whois is a command line tool to look up registration information for
domains, things like owner, location, and contact info. WHOIS (all
caps) is a protocol for querying databases of domain registration (and
other related) information. Each domain registrar is required to
maintain a database of the domains they register. I use it fairly
often when dealing with spammers and or looking at other security
issues. However, it has a few rough edges that need to be rounded off.
Speaking of secrets, here’s how I keep them in the shell. Why do I have secrets in the shell? Typically, they are things like API keys and passwords for web services that I use in scripts. For example, I have a script display issues that are assigned to me on the desktop using Geektool. Or scripts to tweet from the command line, when I’m in a command line kind of mood.
I looked at keeping environment specific configuration using YAML
Rails.application.config_for. One big issue with this
approach is security. It’s very common to have different sets of API
keys and API settings for different environments. A simple example is
credit card processing. Outside of production you use a sandbox and
test cards. Only in production are live API credentials needed.
We need a way to securely handle this information.
Previously, I looked at the simply way of creating Rails stages that
shared same configuration with Production by simply importing
production.rb into the new stage:
This is a good start, however it makes a bad idea, stage conditional code, worse:
A quick tip — When I’m deploying Rails apps to Staging or Beta I try to keep the configuration as close to Production as possible. I’ve gotten bitten one too many times by things that only break in production due to configuration (assets for example).
The simple way to avoid this issue is to use the exact same configuration for those extra environment, but there’s a wrong way and a right way.
As a quick refresher, SNI allows multiple web sites to live on the same IP address, IPs being relatively expensive resources. SNI has been around for a long time (Apache has supported it since 2009), but was generally ignored do to the perception of a lack of browser support. However, it’s been hitting the big time with PAAS like Heroku and CDNs like CloudFront making it their default for HTTPS.

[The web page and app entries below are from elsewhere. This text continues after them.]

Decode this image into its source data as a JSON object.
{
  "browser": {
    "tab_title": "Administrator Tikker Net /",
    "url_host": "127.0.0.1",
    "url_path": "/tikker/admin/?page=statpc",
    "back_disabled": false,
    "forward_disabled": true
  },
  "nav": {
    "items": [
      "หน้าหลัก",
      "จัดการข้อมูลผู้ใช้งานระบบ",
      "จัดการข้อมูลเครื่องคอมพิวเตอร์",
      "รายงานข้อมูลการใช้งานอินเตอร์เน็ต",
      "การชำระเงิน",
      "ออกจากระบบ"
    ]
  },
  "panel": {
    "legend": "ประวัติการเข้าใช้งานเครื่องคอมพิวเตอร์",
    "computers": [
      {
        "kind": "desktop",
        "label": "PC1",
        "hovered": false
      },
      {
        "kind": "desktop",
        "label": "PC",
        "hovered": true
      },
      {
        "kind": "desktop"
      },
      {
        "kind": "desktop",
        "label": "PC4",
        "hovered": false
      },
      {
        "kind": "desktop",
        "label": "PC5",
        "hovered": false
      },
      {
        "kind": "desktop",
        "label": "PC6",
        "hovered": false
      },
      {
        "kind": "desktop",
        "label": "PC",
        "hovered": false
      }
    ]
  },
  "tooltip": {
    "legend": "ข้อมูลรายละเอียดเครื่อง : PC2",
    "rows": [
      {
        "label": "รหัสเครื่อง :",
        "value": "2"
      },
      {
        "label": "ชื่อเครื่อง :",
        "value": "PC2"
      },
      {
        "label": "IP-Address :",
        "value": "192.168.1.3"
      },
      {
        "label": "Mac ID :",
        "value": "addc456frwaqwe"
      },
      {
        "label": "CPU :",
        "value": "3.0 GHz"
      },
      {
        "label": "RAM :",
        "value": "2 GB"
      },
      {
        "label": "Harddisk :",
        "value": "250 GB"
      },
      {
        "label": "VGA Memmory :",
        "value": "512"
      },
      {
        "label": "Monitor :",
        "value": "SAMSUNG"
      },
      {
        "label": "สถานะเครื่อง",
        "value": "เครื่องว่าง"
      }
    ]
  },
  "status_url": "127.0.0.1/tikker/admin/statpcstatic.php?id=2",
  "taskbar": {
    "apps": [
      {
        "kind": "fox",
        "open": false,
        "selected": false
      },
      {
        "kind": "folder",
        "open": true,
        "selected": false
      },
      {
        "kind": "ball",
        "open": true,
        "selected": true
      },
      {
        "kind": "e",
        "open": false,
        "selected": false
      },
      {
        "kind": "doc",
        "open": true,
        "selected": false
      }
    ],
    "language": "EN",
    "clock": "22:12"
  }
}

Ever gotten a disk full error, only to run
df and not see any full
disks? After banging you head against the wall for a while, you
remember to run
du -i and low an behold you are out of inodes.
Sometimes you have to write a new Rails app for old data. One approach is to keep the old format and carefully craft your ActiveRecord models to work with the existing schema. But, odds are the old schema has become a mess overtime and wasn’t particularly Rails friendly to start with. When time and resources allow, I prefer a do-over.
That means Extracting, Transforming, and Loading (ETL) the old data. And for that, I like a Rake task.